US Supreme Court refuses to rule in nuns’ HHS contraception mandate case
WASHINGTON, D.C., May 16, 2016 (LifeSiteNews) – The U.S. Supreme Court this morning chose not to make a ruling in Zubik v. Burwell about whether the Obama administration's controversial HHS mandate violated federal law.
Instead, the justices remanded the case back to U.S. Appeals Courts, telling the government and the plaintiffs to work together and find a compromise that would allow the government to provide contraceptives, abortifacients, and sterilization to all females without a co-pay while not requiring religious employers to take any active role in the coverage.
The decision vacates the previous, conflicting rulings from the appeals courts and tells the two parties to start anew.
It's a far cry from the ambitious case the court's original nine justices envisioned when they combined seven court cases into one, omnibus case on the HHS mandate. The justices had hoped to rule on whether the controversial regulations implemented by the Obama administration violates the 1993 Religious Freedom Restoration Act (RFRA), especially in the way it may “hijack” the employers' plans to provide coverage that violates their faith.
After the death of Justice Antonin Scalia this year, the argument largely came down to the specific mechanism that religious employers used to opt out of the HHS mandate. Several petitions, particularly the Little Sisters of the Poor, objected to signing a form that signaled their opposition to providing the contraception.
Since insurance companies use that affidavit to provide women contraception, including potentially abortion-inducing “birth control” methods such as the IUD, the nuns argued that signing the paper amounted to their cooperation in sin.
The court, seeming to admit it is hopelessly deadlocked, sought to avoid a 4-4 tie that would leave all the lower courts' orders in place. That would have made the opt-out procedure legal in some places and illegal in others.

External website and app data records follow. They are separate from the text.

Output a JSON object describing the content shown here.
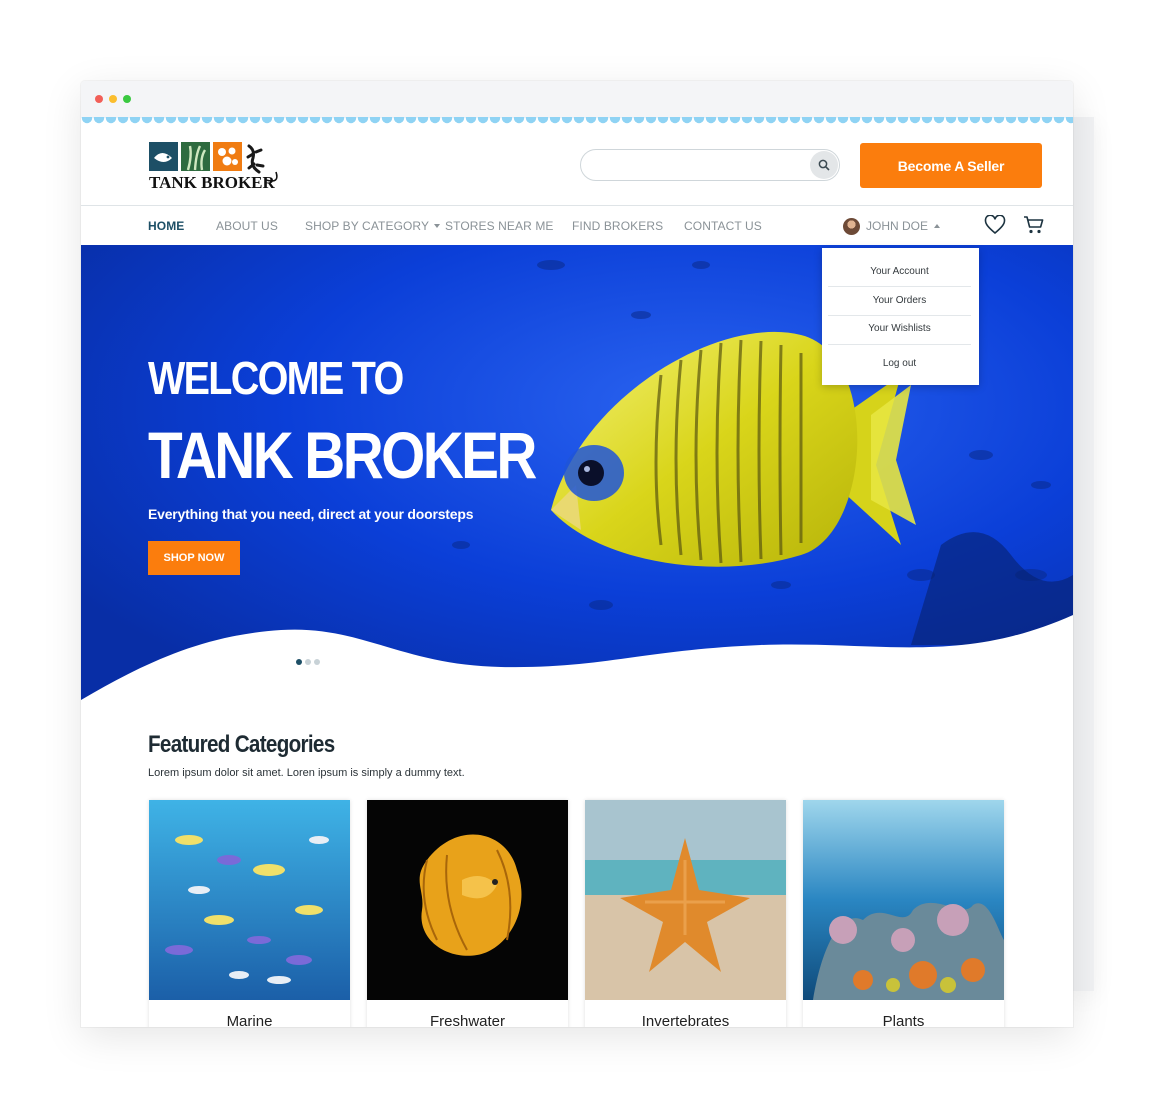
{
  "brand": {
    "name": "TANK BROKER",
    "colors": {
      "accent": "#fb7d0d",
      "nav_active": "#1d4f66",
      "hero_blue": "#0b3fd8",
      "scallop": "#8fd3f4"
    }
  },
  "header": {
    "search": {
      "placeholder": "",
      "icon": "search-icon"
    },
    "seller_button": "Become A Seller"
  },
  "nav": {
    "items": [
      {
        "label": "HOME",
        "active": true
      },
      {
        "label": "ABOUT US"
      },
      {
        "label": "SHOP BY CATEGORY",
        "has_dropdown": true
      },
      {
        "label": "STORES NEAR ME"
      },
      {
        "label": "FIND BROKERS"
      },
      {
        "label": "CONTACT US"
      }
    ],
    "user": {
      "name": "JOHN DOE",
      "icon": "avatar"
    },
    "icons": [
      "heart-icon",
      "cart-icon"
    ]
  },
  "user_menu": {
    "items": [
      "Your Account",
      "Your Orders",
      "Your Wishlists",
      "Log out"
    ]
  },
  "hero": {
    "line1": "WELCOME TO",
    "line2": "TANK BROKER",
    "subtitle": "Everything that you need, direct at your doorsteps",
    "cta": "SHOP NOW",
    "slides": {
      "count": 3,
      "active": 1
    }
  },
  "featured": {
    "title": "Featured Categories",
    "subtitle": "Lorem ipsum dolor sit amet. Loren ipsum is simply a dummy text.",
    "categories": [
      {
        "label": "Marine"
      },
      {
        "label": "Freshwater"
      },
      {
        "label": "Invertebrates"
      },
      {
        "label": "Plants"
      }
    ]
  }
}
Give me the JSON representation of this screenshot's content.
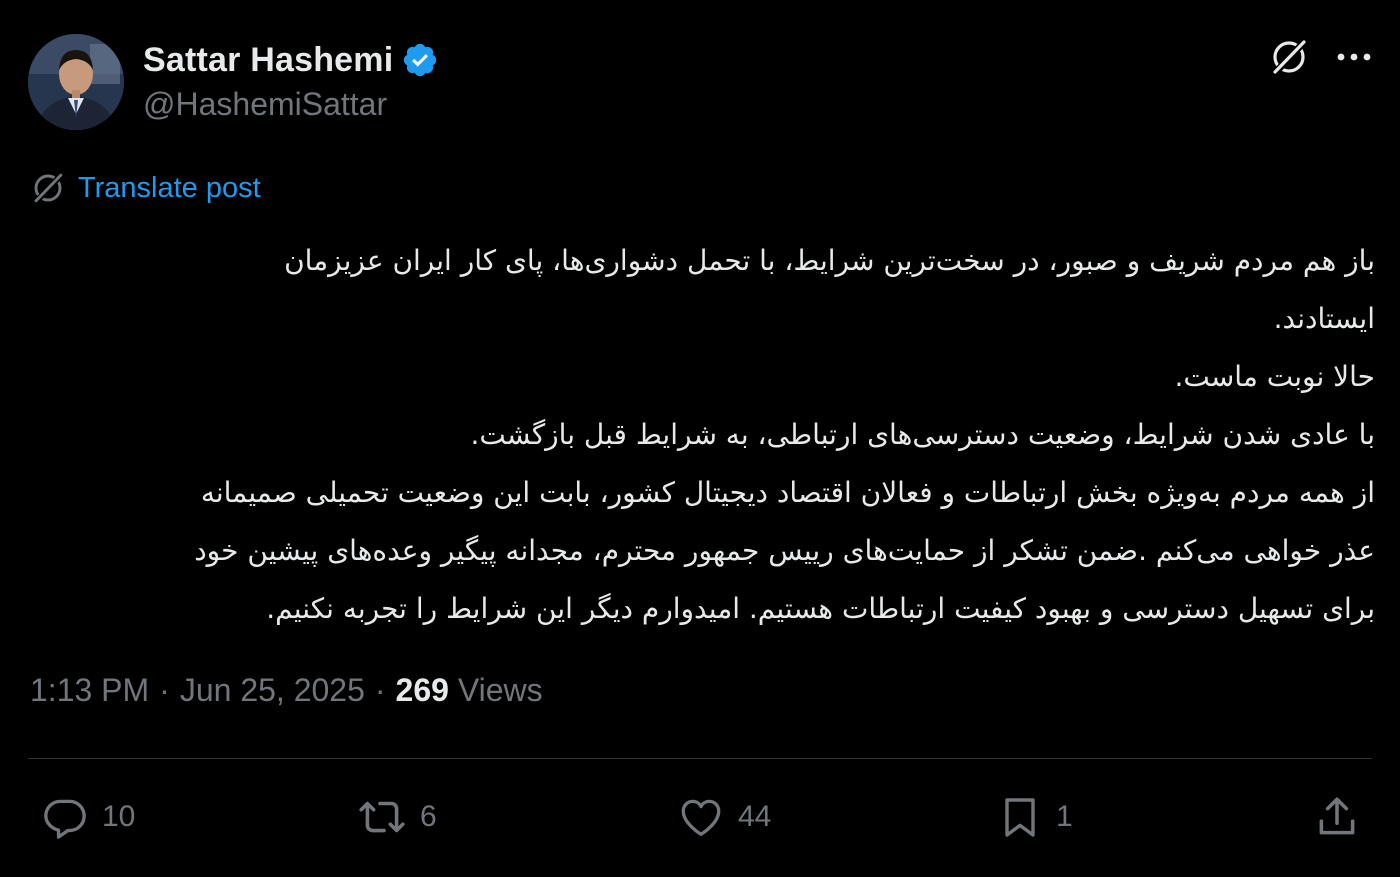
{
  "author": {
    "display_name": "Sattar Hashemi",
    "handle": "@HashemiSattar",
    "verified": true
  },
  "translate_label": "Translate post",
  "post_lines": [
    "باز هم مردم شریف و صبور، در سخت‌ترین شرایط، با تحمل دشواری‌ها، پای کار ایران عزیزمان",
    "ایستادند.",
    "حالا نوبت ماست.",
    "با عادی شدن شرایط، وضعیت دسترسی‌های ارتباطی، به شرایط قبل بازگشت.",
    "از همه مردم به‌ویژه بخش ارتباطات و فعالان اقتصاد دیجیتال کشور، بابت این وضعیت تحمیلی صمیمانه",
    "عذر خواهی می‌کنم .ضمن تشکر از حمایت‌های رییس جمهور محترم، مجدانه پیگیر وعده‌های پیشین خود",
    "برای تسهیل دسترسی و بهبود کیفیت ارتباطات هستیم. امیدوارم دیگر این شرایط را تجربه نکنیم."
  ],
  "meta": {
    "time": "1:13 PM",
    "separator": "·",
    "date": "Jun 25, 2025",
    "views_count": "269",
    "views_label": "Views"
  },
  "actions": {
    "replies": "10",
    "reposts": "6",
    "likes": "44",
    "bookmarks": "1"
  },
  "colors": {
    "background": "#000000",
    "text": "#e7e9ea",
    "secondary": "#71767b",
    "accent": "#1d9bf0",
    "divider": "#2f3336"
  },
  "icons": {
    "verified": "verified-badge-icon",
    "grok": "grok-icon",
    "more": "more-icon",
    "translate": "grok-translate-icon",
    "reply": "reply-icon",
    "repost": "repost-icon",
    "like": "like-icon",
    "bookmark": "bookmark-icon",
    "share": "share-icon"
  }
}
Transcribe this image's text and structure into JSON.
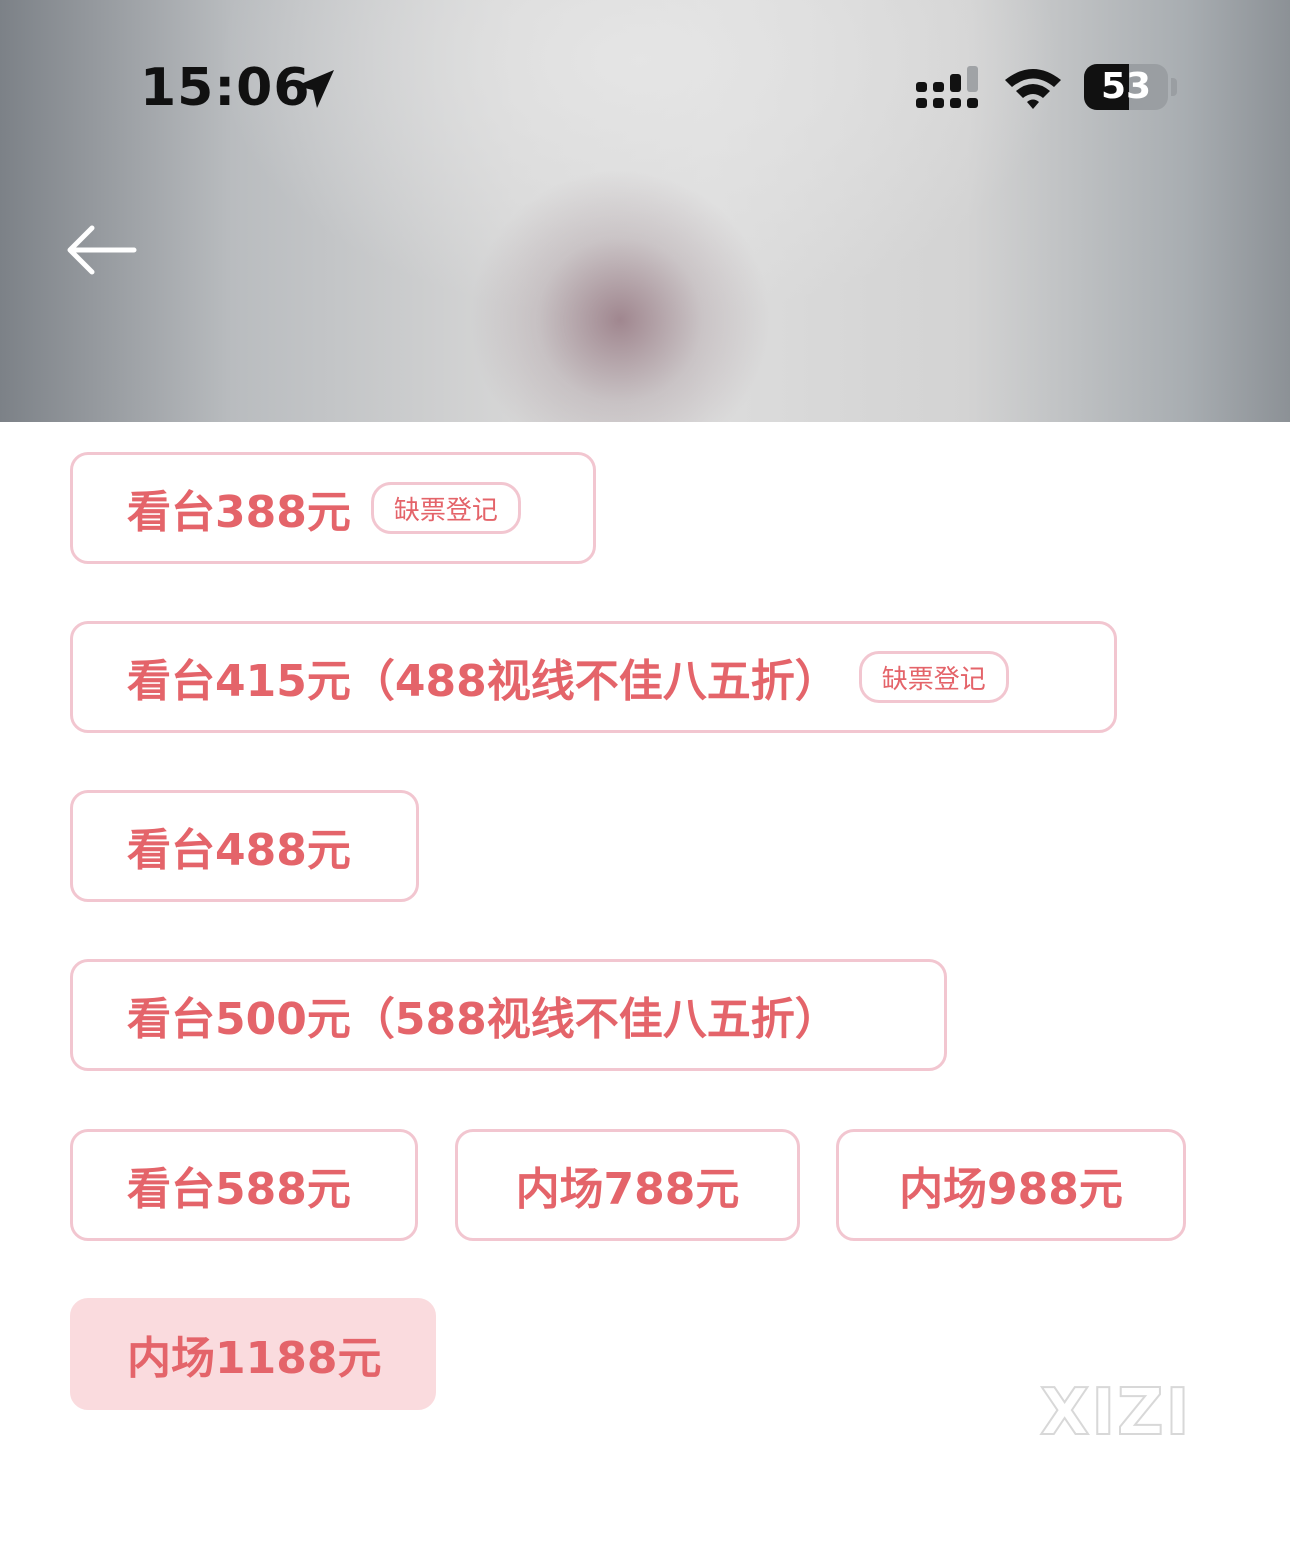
{
  "status_bar": {
    "time": "15:06",
    "battery": "53",
    "battery_level": 0.53
  },
  "options": [
    {
      "label": "看台388元",
      "tag": "缺票登记"
    },
    {
      "label": "看台415元（488视线不佳八五折）",
      "tag": "缺票登记"
    },
    {
      "label": "看台488元"
    },
    {
      "label": "看台500元（588视线不佳八五折）"
    },
    {
      "label": "看台588元"
    },
    {
      "label": "内场788元"
    },
    {
      "label": "内场988元"
    },
    {
      "label": "内场1188元",
      "selected": true
    }
  ],
  "watermark": "XIZI",
  "colors": {
    "accent_text": "#e4646a",
    "option_border": "#f2c6d0",
    "selected_bg": "#fadbde"
  }
}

Instead, justices asked both sides to submit additional briefs that described how both sides could achieve their mutual goals.
The brief filed by religious petitioners, of both Protestant and Catholic backgrounds, said they were willing to accept the mandate as long as they “need to do nothing more than contract for a plan that does not include coverage for some or all forms of contraception.”
In the government's brief, Solicitor General Donald Verrilli wrote that the present method for religious employers to opt out “could be modified to operate in the manner” that respects conscience concerns, “while still ensuring that the affected women receive contraceptive coverage seamlessly.”
The parties in each of the separate cases will now return to their respective appeals courts to hammer out a new way of offering coverage, while the substance of the HHS mandate goes without judicial review – at least, for now.
“Nothing in this opinion, or in the opinions or orders of the courts below, is to affect the ability of the [g]overnment to ensure that women covered by petitioners’ health plans 'obtain, without cost, the full range of FDA approved contraceptives,'” the justices wrote.